Love Song to Marnie Michaels

I love Marnie Michaels.  I think I am the first person on the Internet to ever say that, and you can find almost anything on the Internet.  I’m pretty sure even Allison Williams doesn’t like Marnie Michaels.  But I like Marnie Michaels. 

FYI: This post might feel dated or irrelevant given that Girls has been off the air for almost a year now, but I’ve been grappling with my feelings about Marnie for a long time and am only just now ready to share this struggle with the world.  

People say Marnie is unlikeable.  This is a criticism that has often been levelled against Hannah Horvadt, the show’s protagonist, played by Lena Dunham, and it is a criticism that has been leveled against a multitude of female characters throughout history. Female characters, like their IRL counterparts, are expected to be selfless, nice, and morally infallible.  We want our characters that way, not because we are actually that way ourselves, but because we are convinced on some level that this is the best possible version of a woman.
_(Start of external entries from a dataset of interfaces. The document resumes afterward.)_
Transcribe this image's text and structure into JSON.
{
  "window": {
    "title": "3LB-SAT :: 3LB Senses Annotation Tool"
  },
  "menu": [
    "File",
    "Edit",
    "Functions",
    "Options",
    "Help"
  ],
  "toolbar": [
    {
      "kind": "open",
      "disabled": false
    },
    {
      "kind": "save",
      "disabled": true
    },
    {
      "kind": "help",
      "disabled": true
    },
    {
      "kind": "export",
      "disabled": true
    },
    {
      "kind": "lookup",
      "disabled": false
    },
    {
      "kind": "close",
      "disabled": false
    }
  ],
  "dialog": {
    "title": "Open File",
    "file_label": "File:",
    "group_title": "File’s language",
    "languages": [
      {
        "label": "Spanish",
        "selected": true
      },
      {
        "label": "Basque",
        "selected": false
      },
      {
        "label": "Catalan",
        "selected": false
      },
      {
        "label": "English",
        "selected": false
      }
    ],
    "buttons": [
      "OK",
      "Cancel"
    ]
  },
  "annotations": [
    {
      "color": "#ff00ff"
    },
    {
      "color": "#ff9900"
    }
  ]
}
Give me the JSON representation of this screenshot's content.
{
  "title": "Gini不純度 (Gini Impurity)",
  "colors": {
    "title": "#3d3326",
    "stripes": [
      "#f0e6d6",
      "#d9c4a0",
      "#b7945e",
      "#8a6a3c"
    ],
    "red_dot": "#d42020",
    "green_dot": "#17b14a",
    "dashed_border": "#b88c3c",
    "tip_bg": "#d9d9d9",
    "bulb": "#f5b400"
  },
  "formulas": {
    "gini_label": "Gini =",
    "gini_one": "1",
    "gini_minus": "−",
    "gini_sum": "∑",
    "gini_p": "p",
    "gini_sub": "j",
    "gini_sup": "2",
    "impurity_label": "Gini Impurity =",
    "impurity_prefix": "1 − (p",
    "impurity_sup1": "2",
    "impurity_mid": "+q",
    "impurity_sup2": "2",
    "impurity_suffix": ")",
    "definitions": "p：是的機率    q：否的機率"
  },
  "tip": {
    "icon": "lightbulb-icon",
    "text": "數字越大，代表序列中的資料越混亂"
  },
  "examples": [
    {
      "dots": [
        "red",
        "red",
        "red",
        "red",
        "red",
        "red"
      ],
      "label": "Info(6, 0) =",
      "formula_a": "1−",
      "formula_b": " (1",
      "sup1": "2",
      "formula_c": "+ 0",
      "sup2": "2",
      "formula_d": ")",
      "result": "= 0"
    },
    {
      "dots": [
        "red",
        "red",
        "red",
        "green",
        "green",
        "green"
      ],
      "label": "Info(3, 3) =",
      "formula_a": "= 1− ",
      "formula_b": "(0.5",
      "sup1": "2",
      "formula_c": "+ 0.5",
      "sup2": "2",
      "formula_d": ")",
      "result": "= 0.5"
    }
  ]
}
In her essay titled “Not Here to Make Friends”, Roxane Gay quotes Claire Messud who says that : “The relevant question isn’t ‘Is this a potential friend for me?” but “Is this character alive?”  Roxane Gay elaborates, saying:  “Perhaps, then, unlikable characters, the ones who are the most human, are also the ones who are the most alive.  Perhaps this intimacy makes us uncomfortable because we don’t dare be so alive”.

For me, Marnie is alive because she represents a lot about 20-something-year-old-hood, which can be myopic, solipsistic, self-obsessed, and selfish.  It can also be uncertain and terrifying and raw and painful.  Granted, this is only ONE view of 20-something-year-old-hood–a white, attractive, middle-class, able-bodied view at that-but I also don’t believe one character should bear the brunt of having to represent the entire intersectional spectrum.   While a fair criticism might be made of the show as a whole for failing to represent the experiences of people of color or LGBTQ youth, I am resistant to making Marnie wholly responsible for this lack.

Marnie Michaels is irritatingly symmetrical and so thin she is sometimes painful to look at.  She is undeniably beautiful in the most conventional way imaginable, like a basket of golden retriever puppies.  She is the kind of person who carries around a monogrammed agenda and has pens with furry balls and trinkets dangling off the end.  She always has good hair and she wears heart-shaped pendants.  She is perfect from the outside looking in.  But what makes Marnie alive as a character is her chronic dissatisfaction with this perfection.  She is searching for a deeper, truer, version of herself and she doesn’t know how to find it. 

To this end, Marnie quits her job to pursue a career as a folk singer.  She leaves Charlie, the incredibly nice guy who is everything on paper but leaves Marnie cold.  Marnie repeatedly takes incredible risks, risks that leave her divorced, broke, heart broke, heckled, wandering barefoot through New York City, more lost than when she began.  

Marnie’s most pronounced traits then, are not narcissism, entitlement, selfishness, shallowness, vapidity.  Marnie’s defining characteristic is that she doesn’t know who she is.  The vulnerability of this reality makes me feel tender for all the searching I did in my twenties.  Tender for a young girl who desperately wanted to find herself, so she could be true to herself, so she could make the most of the one life she had been given.

Okay, and here’s one final thing.  The great love story of the entire series is not between Hannah and Adam, or Shoshanna and Ray, or Marnie and Charlie, or Jessa and Adam.  The great love story of Girls is between Hannah and Marnie.  Throughout the entire series, Hannah and Marnie are seen climbing into bed next to one another, usually in the wake of one relational devastation or another.  They are always, despite frequent turbulence, each other’s soft place to land.  And in the season’s final episodes, Marnie moves upstate with Hannah to help her raise her son Grover.  As the audience we are led to understand that this situation is not sustainable, that Marnie will forge on towards law school and Hannah will be left to find a balance between the old life and the new, however it feels significant that Marnie is with her-albeit temporarily-in those precarious first months of new motherhood.  Theirs is a love that is unconditional.

Marnie is a character who needs consideration beyond the question of mere likability.  It’s a challenge to merely”like” her, but I think if you can see her vulnerability, her courage, and her capacity for love, it’s actually pretty easy to love Marnie Michaels.